… The first is respectable but merely rhetorical: Ukraine is entitled to decide its future for itself, and Russia has no legitimate claim to a voice. The second is a piece of old-fashioned geopolitics: Russia can never again become an imperial threat if Ukraine is incorporated into Nato and the European Union. This part of the policy is impractical to the point of irresponsibility. It ignores four things. The members of Nato and the EU have lost their appetite for further enlargement. Most Ukrainians do not want their country to join Nato, though they would be happy to join the EU. A majority want to remain on good terms with Russia. Above all, the West does not have the instruments to impose its will. …
The alternative is for the West to talk to the Russians and to whoever can speak with authority for Ukraine. So far the Americans have been ineffective on the sidelines, the British seem to have given up doing foreign policy altogether, and only the Germans, the Poles and the French have shown any capacity for action.
An eventual deal would doubtless have to include verifiable agreement by the West as well as the Russians to abandon meddling in Ukrainian affairs, a credible assurance that Nato will not try to recruit Ukraine and arrangements for the both the Russians and the West to prop up Ukraine’s disastrous economy….
Further obligatory background reading is a piece for Chatham House by another distinguished former British diplomat, former British ambassador in Moscow, and current member of the Chilcot Iraq Inquiry, the Rt Hon Sir Roderic Lyne.
And, finally, a comment by yet another equally distinguished British diplomat and former ambassador to Moscow, Sir Bryan Cartledge:
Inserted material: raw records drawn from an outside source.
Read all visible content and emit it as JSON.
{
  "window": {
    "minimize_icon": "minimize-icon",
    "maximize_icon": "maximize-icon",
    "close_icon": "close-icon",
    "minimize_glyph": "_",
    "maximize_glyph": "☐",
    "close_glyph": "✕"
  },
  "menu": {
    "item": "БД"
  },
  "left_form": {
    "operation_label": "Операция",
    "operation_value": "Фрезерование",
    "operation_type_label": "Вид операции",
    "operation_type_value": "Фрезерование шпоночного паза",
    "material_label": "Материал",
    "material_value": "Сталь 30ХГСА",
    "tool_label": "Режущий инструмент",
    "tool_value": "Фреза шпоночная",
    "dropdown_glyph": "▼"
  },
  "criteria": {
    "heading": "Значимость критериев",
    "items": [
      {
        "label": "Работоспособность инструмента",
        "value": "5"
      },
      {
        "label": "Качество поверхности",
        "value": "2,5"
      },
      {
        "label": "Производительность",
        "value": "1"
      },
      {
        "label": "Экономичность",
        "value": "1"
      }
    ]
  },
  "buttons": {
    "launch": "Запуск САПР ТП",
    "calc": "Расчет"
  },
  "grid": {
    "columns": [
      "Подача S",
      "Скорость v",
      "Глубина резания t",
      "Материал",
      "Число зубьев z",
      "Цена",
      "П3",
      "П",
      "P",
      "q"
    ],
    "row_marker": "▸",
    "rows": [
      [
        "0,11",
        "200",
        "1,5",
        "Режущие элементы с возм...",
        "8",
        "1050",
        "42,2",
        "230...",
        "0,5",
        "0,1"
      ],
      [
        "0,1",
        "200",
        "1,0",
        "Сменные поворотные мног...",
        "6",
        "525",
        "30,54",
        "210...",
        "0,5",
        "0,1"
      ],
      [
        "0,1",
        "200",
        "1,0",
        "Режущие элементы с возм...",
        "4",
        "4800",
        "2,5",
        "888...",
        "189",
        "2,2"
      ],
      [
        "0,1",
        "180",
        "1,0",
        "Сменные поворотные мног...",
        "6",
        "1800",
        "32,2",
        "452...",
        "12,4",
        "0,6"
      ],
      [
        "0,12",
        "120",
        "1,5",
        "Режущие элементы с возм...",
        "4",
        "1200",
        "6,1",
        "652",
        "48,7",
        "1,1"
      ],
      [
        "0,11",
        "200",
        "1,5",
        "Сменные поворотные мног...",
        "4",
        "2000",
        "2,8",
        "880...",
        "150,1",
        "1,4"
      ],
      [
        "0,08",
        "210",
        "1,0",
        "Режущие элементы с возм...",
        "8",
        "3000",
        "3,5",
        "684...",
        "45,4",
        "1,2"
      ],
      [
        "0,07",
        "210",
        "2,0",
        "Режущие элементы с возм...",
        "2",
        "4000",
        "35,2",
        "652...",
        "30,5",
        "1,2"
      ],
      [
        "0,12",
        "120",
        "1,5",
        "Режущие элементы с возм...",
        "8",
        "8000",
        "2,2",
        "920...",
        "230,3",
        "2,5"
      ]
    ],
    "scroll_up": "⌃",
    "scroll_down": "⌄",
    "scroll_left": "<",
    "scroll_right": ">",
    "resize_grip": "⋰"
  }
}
The key point, I believe, which the media largely overlook, is that the revolution in the Ukraine is primarily a protest against domestic corruption and misrule, not a vote for the EU or against Russia. The EU issue provided the occasion but was not the cause. In converting an internal protest into an East-West issue, the EU is making a huge mistake — Putin, of course, has been bound to follow suit. And quite apart from all this, the last thing the EU needs now is responsibility for an almost bankrupt and almost failed state.
These three know whereof they speak. Our noisy and belligerent political leaders and their media cheer-leaders with their crude and counter-productive posturing would do well to listen to them.
[Full disclosure: both Bryan Cartledge and Roderic Lyne are friends and my former Diplomatic Service colleagues. All three of us served together many years ago in the British embassy in Moscow.]
 Postscript and correction: as Roland Smith has helpfully pointed out in his comment below, I should not have written that nearly a fifth of the Ukrainian population are Russian “citizens”: i should have written “ethnic Russians” or “Russian speakers”. Of course the Russian habit of issuing passports to Russian speakers in neighbouring countries and then claiming the right to intervene to protect their ‘citizens’ across the border tends to blur the distinction between ‘Russians’ living abroad who are citizens of Russia, and those who are not.